From the entries below, count every line that contains the word "fraction". Please give the number and nothing else.

** Opening Provided information block **

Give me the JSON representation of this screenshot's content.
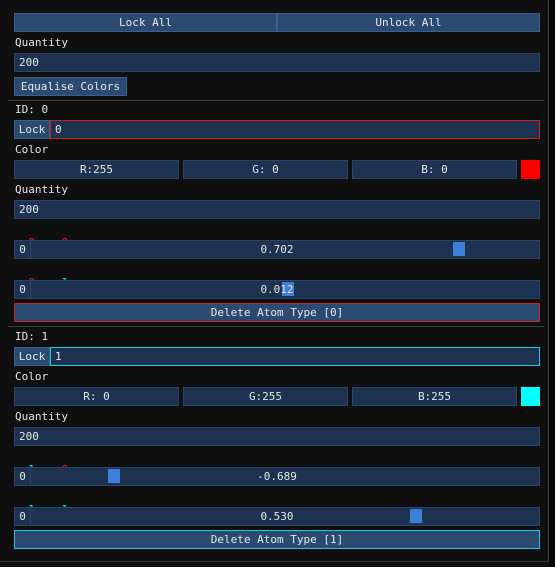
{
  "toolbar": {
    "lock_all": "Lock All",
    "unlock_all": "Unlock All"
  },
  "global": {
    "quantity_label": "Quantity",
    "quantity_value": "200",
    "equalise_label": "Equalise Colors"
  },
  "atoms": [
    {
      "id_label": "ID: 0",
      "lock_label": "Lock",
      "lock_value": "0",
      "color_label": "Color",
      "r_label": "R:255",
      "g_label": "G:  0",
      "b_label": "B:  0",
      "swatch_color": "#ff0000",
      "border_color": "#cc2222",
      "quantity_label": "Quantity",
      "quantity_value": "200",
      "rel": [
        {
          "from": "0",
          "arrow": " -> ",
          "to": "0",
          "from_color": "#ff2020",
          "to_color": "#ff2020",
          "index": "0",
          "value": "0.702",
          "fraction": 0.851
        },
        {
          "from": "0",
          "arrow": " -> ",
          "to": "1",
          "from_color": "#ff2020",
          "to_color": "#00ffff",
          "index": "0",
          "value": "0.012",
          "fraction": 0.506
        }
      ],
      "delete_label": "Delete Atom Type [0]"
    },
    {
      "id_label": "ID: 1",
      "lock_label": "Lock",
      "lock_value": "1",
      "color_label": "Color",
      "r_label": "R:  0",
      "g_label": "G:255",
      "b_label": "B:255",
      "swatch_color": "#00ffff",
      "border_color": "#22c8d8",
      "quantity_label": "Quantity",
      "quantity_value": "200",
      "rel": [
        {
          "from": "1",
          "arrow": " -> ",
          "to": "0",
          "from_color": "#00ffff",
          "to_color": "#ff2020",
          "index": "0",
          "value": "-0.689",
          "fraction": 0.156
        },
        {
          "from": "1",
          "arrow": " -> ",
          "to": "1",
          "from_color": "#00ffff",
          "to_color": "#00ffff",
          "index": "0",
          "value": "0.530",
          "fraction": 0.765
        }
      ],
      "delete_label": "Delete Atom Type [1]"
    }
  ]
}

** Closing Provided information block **

**Exercise answer**
4